April is National Donate Life month
The Children’s Organ Transplant Association (COTA) has been removing the financial barriers for families facing transplants for more than three decades. In Vancouver, a group of caring and committed volunteers are working hard to do just that for the Bolster-Samples family.
COTA organizes communities across the country to raise funds for transplant-related expenses. Jade Samples, age 18, waits for a kidney transplant. Jade Sample’s family has turned to COTA for assistance, support and guidance.
COTA funds help with expenses such as food and lodging while the family is at the transplant center; transportation to and from the transplant center; co-pays, deductibles and medications, and assistance with household expenses while a parent is out of work during the time of the transplant. All of these expenses add up quickly and can stand in the way of a child receiving a life-saving transplant. Transplant-related expenses last a lifetime due to anti-rejection medications, follow-up visits and sometimes another transplant. You can help.
Transplant families from every corner of this country have worked with COTA. Since 1986, generous individuals have made contributions to help ensure transplant-needy children and young adults receive a life-saving transplant.
April is National Donate Life Month. Every day 20 people die waiting for an organ transplant in the United States. One organ donor can save eight lives. To sign up to be a designated organ and/or tissue donor, visit RegisterMe.org. To support COTA in honor of Jade, visit COTAforJadeS.com.
Alyse Collins, Vancouver
Volunteer to help community
When you think of volunteers, you usually think of someone who isn’t paid for the work they do. And that is true, but volunteers are so much more than free labor.
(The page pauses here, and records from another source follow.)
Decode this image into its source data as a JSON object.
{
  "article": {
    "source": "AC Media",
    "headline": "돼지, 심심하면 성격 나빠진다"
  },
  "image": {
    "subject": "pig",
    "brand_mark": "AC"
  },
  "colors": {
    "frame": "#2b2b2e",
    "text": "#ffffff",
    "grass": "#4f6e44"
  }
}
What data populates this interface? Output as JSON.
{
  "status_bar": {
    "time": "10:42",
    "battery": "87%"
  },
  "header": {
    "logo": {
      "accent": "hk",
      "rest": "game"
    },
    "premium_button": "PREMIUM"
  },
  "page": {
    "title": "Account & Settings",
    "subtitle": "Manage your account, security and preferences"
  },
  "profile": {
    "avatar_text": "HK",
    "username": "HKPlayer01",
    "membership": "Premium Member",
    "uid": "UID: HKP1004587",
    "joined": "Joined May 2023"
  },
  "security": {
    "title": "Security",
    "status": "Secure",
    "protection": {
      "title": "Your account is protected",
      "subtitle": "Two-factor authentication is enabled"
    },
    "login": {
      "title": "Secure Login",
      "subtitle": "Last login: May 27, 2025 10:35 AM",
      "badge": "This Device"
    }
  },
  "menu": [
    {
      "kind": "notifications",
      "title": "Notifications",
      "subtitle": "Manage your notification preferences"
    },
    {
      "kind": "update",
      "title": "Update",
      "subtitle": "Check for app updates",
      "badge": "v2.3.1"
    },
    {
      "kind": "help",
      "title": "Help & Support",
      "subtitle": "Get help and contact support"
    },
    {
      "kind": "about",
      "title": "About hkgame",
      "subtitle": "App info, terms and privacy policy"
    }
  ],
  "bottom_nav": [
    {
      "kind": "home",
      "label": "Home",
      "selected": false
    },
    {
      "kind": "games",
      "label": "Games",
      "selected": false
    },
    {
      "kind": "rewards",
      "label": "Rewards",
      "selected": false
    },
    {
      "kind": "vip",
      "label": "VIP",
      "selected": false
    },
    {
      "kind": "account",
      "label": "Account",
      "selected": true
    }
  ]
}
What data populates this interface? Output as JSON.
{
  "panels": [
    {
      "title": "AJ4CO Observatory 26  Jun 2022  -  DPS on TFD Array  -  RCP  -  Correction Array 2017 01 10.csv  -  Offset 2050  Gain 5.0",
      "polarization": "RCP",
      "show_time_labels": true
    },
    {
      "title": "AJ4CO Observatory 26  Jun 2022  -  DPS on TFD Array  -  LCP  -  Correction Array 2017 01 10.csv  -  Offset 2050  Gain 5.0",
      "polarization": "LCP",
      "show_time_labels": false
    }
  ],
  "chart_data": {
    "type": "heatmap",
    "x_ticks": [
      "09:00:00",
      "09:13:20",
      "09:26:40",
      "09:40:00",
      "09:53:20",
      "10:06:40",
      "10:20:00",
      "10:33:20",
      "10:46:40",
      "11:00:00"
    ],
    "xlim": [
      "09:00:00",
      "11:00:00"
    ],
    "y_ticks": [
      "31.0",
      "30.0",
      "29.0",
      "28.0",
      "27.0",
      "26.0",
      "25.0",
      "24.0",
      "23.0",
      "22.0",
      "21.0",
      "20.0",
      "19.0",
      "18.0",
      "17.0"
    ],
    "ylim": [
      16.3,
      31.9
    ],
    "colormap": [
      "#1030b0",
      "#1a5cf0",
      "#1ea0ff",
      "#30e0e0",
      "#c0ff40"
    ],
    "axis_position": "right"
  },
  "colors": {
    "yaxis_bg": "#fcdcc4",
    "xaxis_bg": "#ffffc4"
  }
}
To try to put a price on the worth of volunteers would diminish their true value.
Nonprofit organizations would not exist without the efforts of volunteers as they are needed not only for labor, but also for input, ideas, leadership and expertise.
I encourage everyone to find a cause near and dear to them to support. You’ll meet so many new people, feel good about doing something valuable to you plus help a worthy cause. Additionally, organizations truly need your expertise and knowledge to help improve our community.
Personally, I volunteer with several local nonprofit organizations, including the Alzheimer’s Association’s Walk To End Alzheimer’s in Vancouver. The Alzheimer’s Association greatly assisted my family through the nightmarish journey of my grandmother’s dementia. Visit them at alz.org or call 1-800-292-3900 if you or someone you love also has a family or friend with Alzheimer’s or dementia.
Please volunteer, as our community needs your help today.
Carol Taylor, Vancouver
Thankful for bill to prevent oil train spills
I appreciate Rep. Jaime Herrera Beutler fighting to protect our environment against oil spills. As trains transport hazardous material along the Columbia River, it’s critical that we consider how to prevent spills from happening. She introduced a bill that would ensure that trains transporting oil or other flammable liquids have reliable braking systems. There have been questions around the reliability of the current air-braking systems used by trains transporting oil, so it’s about time we update these outdated systems and bring them up to date with today’s technology. This is common sense and is important to protecting local wildlife, fish and the well-being of this region. Thank you, Jaime, for taking the initiative on this.
D. Alton Johnson, Camas